▶ [TASK BRIEF]
Search the data below for the string "icon". Extract every line that contains it.

▶ [INPUT DATA]
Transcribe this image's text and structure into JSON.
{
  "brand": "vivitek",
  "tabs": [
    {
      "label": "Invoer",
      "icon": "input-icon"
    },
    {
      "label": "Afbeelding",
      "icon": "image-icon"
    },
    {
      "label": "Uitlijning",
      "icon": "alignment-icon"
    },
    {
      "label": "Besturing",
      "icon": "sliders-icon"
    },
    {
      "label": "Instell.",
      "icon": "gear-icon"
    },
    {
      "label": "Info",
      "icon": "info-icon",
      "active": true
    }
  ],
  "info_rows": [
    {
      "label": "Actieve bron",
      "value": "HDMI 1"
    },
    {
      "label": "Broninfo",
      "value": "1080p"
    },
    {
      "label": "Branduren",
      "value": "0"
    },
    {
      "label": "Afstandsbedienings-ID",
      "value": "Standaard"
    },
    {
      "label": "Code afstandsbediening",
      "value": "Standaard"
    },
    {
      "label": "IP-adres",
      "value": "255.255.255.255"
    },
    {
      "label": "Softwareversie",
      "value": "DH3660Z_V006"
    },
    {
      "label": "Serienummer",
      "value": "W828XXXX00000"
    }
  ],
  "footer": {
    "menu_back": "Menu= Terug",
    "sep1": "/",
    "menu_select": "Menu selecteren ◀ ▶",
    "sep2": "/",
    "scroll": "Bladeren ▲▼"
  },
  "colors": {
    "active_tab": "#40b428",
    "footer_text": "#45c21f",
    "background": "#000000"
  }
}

▶ [OUTPUT]
      "icon": "input-icon"
      "icon": "image-icon"
      "icon": "alignment-icon"
      "icon": "sliders-icon"
      "icon": "gear-icon"
      "icon": "info-icon",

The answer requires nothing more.